A county plan to erect a memorial for women forced into sexual slavery in Japanese-occupied territories around World War II is moving forward. Bergen County is expected today to sign the final proof for the Comfort Women Memorial, which is to be placed near the Bergen County Courthouse in Hackensack. It would sit aside memorials to the Holocaust, the Irish Potato Famine and the Armenian genocide. The memorial, according to information provided by the county, will contain the following words:
In memory of hundreds of thousands of women and girls from Korea, China, Taiwan, the Philippines, the Netherlands, Indonesia and other Japanese-occupied territories who were forced into sexual slavery by the Imperial Armed Forces of Japan before and during World War II.
It would be the second such memorial in Bergen County for the women referred to as "comfort women" after the military comfort stations that were reportedly set up for Japanese soldiers at the time. Palisades Park dedicated a similar stone and plaque in 2010. That stone has generated international attention in the past year. Several officials and a few lawmakers from South Korea have visited Palisades Park, some laying flowers near the stone. In the spring, Mayor James Rotundo and other town officials said members of Japan's Liberal Democratic Party met with them and asked that the stone and plaque be removed, arguing that they contained historical inaccuracies. Town officials said they had researched the issue of the comfort women prior to erecting the stone and refuse to remove it. Late last month, a 4-foot-tall stake bearing a Japanese political message was found dug into the flower beds near the stone. The stake read, "Takeshima is Japanese territory," referring to an ongoing dispute between Korea and Japan over a group of islands claimed by both countries. A police investigation into the incident is ongoing, Rotundo said.
The county memorial is expected to be dedicated before the end of the year.

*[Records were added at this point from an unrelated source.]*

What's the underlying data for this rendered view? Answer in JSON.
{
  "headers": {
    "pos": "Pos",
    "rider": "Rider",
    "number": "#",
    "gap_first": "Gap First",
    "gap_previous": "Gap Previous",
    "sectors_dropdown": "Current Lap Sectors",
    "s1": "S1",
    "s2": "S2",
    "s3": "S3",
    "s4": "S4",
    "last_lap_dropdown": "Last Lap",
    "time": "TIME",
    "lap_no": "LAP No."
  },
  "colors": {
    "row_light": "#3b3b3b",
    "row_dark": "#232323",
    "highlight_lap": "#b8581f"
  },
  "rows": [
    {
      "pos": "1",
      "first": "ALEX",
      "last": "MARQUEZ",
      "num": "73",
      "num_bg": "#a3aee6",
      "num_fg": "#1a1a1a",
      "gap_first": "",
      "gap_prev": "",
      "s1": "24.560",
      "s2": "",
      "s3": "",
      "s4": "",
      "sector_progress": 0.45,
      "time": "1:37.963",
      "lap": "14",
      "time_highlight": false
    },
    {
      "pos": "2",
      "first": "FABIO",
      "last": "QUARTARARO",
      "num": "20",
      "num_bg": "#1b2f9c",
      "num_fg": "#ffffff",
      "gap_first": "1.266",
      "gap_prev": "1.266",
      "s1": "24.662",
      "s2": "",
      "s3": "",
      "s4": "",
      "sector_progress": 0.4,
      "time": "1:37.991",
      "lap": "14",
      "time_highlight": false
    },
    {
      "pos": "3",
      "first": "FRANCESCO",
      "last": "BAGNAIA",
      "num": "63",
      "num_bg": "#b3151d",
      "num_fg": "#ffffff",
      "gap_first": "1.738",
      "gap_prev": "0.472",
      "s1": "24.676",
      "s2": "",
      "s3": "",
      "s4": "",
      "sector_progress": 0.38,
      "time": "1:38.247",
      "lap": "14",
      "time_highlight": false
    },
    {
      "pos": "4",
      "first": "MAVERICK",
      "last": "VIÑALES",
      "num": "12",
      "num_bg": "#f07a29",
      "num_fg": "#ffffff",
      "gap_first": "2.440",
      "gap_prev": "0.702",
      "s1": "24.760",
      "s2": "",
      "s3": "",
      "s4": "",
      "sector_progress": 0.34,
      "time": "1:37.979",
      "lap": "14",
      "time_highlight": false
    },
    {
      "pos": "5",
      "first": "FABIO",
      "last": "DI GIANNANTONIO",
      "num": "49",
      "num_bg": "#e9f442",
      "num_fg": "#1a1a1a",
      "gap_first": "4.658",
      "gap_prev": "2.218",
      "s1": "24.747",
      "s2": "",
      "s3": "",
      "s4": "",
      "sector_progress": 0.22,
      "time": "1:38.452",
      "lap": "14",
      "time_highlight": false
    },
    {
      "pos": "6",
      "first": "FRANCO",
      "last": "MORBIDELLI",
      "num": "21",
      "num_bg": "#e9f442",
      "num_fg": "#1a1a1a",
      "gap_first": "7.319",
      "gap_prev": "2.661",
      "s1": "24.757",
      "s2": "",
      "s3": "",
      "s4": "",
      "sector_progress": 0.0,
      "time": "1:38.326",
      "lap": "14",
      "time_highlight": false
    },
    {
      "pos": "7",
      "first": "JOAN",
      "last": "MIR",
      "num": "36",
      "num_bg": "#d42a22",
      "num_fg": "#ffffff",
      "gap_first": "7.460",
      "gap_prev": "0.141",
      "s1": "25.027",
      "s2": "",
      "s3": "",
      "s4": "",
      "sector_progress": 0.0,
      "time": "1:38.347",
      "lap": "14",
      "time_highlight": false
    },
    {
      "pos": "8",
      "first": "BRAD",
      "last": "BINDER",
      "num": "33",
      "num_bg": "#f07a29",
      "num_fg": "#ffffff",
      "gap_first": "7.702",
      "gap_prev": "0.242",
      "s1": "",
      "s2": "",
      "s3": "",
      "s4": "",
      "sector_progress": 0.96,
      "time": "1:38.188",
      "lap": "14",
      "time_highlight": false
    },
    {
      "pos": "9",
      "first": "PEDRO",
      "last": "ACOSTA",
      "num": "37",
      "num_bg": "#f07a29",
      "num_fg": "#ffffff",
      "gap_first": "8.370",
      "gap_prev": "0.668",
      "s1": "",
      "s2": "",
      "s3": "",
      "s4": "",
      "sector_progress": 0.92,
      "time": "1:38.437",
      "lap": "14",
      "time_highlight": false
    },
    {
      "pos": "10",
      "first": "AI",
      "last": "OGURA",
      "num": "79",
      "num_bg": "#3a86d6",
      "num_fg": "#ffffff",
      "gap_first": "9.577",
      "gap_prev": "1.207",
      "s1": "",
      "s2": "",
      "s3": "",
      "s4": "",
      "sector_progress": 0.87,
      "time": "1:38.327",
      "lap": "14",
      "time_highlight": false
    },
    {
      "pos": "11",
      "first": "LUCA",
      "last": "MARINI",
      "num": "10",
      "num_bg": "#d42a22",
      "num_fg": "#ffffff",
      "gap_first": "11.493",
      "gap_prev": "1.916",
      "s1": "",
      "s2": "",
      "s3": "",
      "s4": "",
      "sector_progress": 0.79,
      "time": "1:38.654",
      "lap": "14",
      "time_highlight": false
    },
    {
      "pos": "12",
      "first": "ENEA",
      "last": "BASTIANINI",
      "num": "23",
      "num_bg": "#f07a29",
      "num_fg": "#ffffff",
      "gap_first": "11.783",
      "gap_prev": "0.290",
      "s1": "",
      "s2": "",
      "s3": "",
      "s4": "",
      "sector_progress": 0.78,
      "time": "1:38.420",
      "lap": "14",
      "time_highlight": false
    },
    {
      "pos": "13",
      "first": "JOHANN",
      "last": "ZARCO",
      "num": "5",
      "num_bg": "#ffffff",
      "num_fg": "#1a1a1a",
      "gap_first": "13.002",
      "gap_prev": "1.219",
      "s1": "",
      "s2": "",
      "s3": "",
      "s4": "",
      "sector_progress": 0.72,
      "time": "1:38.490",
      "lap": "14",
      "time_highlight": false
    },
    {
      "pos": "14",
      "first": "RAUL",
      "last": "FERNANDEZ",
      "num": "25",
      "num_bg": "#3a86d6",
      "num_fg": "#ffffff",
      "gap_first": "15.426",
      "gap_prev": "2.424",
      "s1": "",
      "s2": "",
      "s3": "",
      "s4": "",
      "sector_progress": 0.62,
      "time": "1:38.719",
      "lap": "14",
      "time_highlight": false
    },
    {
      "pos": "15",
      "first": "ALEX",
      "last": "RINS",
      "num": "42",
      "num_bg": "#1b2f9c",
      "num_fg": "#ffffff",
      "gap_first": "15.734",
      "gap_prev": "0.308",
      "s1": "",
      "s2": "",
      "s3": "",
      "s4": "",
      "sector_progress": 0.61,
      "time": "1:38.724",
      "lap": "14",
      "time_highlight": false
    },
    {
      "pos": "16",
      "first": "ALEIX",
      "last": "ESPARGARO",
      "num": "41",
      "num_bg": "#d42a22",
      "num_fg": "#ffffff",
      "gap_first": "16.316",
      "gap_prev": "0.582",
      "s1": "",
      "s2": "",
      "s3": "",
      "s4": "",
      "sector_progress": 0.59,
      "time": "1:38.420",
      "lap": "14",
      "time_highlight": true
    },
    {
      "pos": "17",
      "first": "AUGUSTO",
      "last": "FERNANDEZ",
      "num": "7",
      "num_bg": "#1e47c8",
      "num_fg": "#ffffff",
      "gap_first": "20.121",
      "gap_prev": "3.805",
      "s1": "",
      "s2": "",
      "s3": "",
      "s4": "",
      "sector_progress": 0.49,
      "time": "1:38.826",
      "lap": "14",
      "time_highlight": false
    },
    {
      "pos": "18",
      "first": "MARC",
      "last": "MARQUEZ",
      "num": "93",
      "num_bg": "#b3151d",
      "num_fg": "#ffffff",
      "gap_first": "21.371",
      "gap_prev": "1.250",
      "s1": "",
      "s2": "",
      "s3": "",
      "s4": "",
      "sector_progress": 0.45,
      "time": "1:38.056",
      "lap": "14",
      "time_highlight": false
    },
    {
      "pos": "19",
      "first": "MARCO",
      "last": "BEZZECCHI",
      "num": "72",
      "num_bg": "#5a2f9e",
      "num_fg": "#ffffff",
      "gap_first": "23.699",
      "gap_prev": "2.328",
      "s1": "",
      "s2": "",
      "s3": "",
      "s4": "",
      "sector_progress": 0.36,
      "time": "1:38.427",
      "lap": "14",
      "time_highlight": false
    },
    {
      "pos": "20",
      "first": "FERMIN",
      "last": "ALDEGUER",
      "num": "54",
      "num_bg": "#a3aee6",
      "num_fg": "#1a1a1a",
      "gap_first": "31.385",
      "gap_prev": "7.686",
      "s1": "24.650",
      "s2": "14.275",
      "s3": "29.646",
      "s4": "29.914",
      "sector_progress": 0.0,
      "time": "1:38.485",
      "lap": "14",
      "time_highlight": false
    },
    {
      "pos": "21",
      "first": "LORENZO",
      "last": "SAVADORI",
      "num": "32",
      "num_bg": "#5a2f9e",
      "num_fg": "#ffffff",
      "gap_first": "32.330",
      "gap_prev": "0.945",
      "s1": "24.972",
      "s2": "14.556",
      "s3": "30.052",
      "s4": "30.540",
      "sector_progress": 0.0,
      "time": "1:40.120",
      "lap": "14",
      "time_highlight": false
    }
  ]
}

It is being donated by the Bergen County Comfort Women Memorial Committee, he said. The final proof is to be signed at 4 p.m. today in the fifth-floor conference room, at One Bergen County Plaza.